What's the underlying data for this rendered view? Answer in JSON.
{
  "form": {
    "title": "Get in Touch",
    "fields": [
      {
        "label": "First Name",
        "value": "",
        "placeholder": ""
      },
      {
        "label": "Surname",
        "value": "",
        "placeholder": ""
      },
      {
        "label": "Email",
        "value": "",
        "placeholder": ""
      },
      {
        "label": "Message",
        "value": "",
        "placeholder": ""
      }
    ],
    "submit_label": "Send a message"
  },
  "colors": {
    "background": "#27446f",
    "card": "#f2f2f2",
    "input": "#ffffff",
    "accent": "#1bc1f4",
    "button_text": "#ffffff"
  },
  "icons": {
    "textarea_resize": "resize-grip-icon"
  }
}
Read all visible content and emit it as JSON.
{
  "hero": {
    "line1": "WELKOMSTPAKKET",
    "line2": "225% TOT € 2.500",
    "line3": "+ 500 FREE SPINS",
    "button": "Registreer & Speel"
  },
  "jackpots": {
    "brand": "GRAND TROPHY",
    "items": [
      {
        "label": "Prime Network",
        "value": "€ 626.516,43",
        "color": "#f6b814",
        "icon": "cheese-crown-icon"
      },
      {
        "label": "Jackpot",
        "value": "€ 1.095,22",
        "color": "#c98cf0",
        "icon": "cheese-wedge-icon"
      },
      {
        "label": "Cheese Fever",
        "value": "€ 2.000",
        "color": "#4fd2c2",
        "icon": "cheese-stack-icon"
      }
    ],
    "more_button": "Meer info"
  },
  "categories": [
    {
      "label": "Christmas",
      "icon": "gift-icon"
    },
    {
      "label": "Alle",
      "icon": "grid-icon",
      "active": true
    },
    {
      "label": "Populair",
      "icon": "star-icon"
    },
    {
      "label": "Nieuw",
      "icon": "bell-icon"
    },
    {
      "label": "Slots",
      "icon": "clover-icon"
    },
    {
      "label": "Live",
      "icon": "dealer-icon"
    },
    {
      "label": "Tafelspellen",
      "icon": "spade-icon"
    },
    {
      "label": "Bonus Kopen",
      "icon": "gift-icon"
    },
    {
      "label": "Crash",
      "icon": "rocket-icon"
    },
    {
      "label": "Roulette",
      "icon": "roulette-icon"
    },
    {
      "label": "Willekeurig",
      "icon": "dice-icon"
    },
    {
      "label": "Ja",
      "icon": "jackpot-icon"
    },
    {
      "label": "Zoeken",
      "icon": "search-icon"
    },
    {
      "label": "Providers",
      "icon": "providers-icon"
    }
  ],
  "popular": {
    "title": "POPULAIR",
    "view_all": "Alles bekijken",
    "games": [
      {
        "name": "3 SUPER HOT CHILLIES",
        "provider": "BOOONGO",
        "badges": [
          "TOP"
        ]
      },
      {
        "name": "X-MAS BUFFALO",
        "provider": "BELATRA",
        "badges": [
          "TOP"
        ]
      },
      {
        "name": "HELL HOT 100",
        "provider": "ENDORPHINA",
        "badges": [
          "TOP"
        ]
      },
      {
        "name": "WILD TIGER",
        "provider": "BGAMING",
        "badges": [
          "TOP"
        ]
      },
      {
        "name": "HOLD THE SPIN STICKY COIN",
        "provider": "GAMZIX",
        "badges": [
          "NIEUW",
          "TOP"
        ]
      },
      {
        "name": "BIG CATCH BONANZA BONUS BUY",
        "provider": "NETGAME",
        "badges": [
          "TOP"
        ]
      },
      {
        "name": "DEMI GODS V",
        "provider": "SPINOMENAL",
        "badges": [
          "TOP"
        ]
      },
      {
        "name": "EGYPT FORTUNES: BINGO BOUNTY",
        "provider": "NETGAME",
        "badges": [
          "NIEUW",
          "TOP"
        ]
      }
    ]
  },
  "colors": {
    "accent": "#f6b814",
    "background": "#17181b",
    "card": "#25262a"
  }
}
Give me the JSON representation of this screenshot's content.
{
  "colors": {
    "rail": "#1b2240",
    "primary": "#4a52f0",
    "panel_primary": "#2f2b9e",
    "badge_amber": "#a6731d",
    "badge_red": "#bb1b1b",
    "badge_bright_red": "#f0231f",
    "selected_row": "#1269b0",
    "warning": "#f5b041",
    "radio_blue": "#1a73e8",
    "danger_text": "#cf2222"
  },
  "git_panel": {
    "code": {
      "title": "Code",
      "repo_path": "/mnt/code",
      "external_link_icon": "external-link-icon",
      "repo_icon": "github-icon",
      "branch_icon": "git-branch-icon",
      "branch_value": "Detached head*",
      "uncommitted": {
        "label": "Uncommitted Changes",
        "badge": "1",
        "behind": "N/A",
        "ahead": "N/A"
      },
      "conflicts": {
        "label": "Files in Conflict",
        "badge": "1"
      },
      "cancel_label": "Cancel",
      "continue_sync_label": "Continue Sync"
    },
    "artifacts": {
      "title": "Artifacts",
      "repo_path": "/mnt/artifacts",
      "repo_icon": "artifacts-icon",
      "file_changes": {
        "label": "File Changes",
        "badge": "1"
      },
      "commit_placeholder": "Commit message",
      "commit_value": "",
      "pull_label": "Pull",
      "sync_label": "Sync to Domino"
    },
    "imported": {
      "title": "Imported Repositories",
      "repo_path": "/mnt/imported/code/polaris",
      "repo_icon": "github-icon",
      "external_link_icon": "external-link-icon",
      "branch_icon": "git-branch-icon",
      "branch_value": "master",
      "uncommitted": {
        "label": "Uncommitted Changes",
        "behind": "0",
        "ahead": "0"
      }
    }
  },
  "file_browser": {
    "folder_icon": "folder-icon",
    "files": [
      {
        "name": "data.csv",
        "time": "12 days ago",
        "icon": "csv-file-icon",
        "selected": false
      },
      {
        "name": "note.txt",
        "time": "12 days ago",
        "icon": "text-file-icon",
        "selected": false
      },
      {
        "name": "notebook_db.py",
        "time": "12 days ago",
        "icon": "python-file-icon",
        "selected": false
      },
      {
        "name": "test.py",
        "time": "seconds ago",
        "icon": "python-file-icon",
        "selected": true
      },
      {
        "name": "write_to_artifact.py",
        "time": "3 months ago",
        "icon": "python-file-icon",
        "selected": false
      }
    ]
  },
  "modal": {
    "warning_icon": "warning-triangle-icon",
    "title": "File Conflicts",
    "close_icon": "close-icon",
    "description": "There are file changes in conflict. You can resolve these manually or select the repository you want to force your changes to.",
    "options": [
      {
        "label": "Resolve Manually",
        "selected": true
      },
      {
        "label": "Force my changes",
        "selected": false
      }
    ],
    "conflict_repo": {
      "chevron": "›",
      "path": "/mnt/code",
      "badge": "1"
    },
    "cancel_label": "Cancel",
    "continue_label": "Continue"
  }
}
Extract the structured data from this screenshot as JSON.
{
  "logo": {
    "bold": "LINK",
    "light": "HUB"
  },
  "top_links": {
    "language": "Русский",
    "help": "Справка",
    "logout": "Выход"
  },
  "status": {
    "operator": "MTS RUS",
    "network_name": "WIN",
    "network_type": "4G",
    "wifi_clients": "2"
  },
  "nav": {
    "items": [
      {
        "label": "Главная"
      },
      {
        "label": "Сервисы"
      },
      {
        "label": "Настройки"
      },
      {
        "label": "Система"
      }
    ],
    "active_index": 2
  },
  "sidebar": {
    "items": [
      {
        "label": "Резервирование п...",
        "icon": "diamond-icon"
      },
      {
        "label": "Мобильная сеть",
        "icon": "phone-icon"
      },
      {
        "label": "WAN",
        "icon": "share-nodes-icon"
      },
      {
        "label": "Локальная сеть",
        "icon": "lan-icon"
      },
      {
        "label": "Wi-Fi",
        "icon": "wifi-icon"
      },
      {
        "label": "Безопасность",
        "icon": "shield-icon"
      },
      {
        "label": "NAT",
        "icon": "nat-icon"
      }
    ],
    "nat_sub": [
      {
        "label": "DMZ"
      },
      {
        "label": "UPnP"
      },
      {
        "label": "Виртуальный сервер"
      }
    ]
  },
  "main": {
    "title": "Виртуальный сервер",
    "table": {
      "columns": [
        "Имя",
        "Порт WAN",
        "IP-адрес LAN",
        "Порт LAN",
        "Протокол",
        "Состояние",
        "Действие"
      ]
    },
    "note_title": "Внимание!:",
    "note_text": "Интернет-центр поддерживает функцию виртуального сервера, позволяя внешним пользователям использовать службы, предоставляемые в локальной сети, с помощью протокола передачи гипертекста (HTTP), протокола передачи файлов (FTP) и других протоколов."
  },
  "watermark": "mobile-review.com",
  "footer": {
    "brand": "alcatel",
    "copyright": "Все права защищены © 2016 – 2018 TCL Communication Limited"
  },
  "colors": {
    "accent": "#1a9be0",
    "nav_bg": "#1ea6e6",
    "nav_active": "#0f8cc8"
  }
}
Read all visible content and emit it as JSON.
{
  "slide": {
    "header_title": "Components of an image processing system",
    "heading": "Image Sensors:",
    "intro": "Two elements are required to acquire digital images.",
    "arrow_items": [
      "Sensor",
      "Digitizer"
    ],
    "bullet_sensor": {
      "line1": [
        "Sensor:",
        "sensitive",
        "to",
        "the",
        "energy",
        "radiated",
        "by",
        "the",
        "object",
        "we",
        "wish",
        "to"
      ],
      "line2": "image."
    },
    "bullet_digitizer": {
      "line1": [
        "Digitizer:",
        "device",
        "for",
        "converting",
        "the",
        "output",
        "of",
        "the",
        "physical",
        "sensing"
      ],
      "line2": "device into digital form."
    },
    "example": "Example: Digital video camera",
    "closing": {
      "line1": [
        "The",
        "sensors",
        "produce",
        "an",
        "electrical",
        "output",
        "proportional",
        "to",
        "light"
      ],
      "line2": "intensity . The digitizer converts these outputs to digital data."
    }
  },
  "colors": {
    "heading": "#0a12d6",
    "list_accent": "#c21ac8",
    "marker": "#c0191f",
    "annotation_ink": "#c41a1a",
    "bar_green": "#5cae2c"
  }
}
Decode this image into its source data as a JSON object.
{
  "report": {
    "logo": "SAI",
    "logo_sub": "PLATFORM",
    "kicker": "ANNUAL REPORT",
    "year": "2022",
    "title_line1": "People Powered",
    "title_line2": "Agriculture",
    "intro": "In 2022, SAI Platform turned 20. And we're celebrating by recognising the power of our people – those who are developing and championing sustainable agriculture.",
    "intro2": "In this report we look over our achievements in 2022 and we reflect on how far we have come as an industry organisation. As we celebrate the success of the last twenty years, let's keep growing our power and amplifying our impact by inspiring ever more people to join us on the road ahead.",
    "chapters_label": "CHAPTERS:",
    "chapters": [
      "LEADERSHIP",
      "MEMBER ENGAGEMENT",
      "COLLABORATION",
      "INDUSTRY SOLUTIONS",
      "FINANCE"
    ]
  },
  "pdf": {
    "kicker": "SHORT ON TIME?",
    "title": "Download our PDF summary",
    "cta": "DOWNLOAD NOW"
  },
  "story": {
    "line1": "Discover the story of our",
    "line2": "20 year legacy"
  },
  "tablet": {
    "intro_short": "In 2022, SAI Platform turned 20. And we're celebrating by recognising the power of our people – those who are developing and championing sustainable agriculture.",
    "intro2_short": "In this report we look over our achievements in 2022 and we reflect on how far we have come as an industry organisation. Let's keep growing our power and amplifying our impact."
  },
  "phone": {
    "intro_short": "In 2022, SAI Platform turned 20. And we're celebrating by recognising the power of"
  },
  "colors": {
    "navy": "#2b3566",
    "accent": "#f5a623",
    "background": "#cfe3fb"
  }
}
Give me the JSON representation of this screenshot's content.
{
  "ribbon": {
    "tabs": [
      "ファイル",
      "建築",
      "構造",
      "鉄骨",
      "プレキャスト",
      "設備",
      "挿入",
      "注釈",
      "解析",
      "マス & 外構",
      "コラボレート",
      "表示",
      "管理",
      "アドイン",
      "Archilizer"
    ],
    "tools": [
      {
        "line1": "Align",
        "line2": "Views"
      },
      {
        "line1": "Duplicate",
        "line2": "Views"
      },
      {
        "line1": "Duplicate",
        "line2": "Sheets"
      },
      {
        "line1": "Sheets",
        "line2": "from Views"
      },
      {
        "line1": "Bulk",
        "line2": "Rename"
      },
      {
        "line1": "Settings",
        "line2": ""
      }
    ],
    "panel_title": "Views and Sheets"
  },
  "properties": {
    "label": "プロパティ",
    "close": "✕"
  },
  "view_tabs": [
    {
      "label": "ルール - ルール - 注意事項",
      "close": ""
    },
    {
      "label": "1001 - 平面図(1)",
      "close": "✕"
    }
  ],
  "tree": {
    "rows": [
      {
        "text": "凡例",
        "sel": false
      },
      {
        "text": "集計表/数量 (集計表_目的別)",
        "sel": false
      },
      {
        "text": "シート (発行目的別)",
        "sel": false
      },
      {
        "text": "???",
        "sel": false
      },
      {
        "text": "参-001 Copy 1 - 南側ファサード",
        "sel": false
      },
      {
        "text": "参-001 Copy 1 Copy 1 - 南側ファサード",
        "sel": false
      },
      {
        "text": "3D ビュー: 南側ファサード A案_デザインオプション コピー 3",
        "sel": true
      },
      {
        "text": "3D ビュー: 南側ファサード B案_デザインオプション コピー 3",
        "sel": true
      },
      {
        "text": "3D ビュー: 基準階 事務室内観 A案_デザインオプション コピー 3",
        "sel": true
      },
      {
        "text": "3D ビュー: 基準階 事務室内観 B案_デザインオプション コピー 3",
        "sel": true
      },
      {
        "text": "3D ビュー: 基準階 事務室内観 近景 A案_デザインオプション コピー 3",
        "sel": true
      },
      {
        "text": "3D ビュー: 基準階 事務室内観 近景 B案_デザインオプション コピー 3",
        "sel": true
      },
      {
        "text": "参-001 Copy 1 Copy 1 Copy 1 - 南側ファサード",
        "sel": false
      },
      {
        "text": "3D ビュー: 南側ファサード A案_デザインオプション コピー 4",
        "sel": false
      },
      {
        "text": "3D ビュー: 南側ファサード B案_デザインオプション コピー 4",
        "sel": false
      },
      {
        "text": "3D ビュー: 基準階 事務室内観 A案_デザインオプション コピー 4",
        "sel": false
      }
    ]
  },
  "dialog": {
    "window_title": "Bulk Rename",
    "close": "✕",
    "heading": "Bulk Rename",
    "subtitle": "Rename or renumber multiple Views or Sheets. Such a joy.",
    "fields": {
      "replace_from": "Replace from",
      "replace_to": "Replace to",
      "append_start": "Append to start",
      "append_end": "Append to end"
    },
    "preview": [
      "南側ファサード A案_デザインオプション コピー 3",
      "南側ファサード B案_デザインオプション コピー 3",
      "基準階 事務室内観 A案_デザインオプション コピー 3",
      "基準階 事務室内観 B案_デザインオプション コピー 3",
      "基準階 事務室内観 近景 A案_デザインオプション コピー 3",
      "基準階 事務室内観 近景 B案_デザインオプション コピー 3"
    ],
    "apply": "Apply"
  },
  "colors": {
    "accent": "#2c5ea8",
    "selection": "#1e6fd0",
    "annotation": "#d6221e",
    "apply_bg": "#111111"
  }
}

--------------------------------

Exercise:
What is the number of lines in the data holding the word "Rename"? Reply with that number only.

Response:
4